• **Try it**
Each line below is to be copied exactly as it appears.

• **Dataset records**
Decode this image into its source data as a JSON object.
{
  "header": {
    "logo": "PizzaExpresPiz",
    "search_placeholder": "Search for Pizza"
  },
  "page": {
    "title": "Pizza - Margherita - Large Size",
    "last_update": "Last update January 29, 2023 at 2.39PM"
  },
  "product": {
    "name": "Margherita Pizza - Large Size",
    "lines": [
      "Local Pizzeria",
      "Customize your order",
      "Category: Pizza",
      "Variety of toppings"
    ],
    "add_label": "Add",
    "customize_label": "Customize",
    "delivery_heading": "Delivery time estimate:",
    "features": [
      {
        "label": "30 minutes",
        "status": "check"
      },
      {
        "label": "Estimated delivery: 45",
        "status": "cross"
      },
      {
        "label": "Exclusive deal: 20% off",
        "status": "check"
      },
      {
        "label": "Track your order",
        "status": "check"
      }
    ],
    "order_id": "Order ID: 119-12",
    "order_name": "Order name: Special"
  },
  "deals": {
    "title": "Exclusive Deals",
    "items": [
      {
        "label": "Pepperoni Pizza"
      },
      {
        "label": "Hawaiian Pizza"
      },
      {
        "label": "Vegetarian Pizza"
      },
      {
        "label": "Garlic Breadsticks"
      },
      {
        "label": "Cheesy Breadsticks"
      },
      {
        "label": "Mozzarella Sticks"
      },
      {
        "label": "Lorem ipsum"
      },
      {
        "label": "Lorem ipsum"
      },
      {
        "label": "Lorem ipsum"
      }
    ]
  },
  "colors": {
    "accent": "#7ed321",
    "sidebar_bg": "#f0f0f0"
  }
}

• **Response to the task**
Decode this image into its source data as a JSON object.
{
  "header": {
    "logo": "PizzaExpresPiz",
    "search_placeholder": "Search for Pizza"
  },
  "page": {
    "title": "Pizza - Margherita - Large Size",
    "last_update": "Last update January 29, 2023 at 2.39PM"
  },
  "product": {
    "name": "Margherita Pizza - Large Size",
    "lines": [
      "Local Pizzeria",
      "Customize your order",
      "Category: Pizza",
      "Variety of toppings"
    ],
    "add_label": "Add",
    "customize_label": "Customize",
    "delivery_heading": "Delivery time estimate:",
    "features": [
      {
        "label": "30 minutes",
        "status": "check"
      },
      {
        "label": "Estimated delivery: 45",
        "status": "cross"
      },
      {
        "label": "Exclusive deal: 20% off",
        "status": "check"
      },
      {
        "label": "Track your order",
        "status": "check"
      }
    ],
    "order_id": "Order ID: 119-12",
    "order_name": "Order name: Special"
  },
  "deals": {
    "title": "Exclusive Deals",
    "items": [
      {
        "label": "Pepperoni Pizza"
      },
      {
        "label": "Hawaiian Pizza"
      },
      {
        "label": "Vegetarian Pizza"
      },
      {
        "label": "Garlic Breadsticks"
      },
      {
        "label": "Cheesy Breadsticks"
      },
      {
        "label": "Mozzarella Sticks"
      },
      {
        "label": "Lorem ipsum"
      },
      {
        "label": "Lorem ipsum"
      },
      {
        "label": "Lorem ipsum"
      }
    ]
  },
  "colors": {
    "accent": "#7ed321",
    "sidebar_bg": "#f0f0f0"
  }
}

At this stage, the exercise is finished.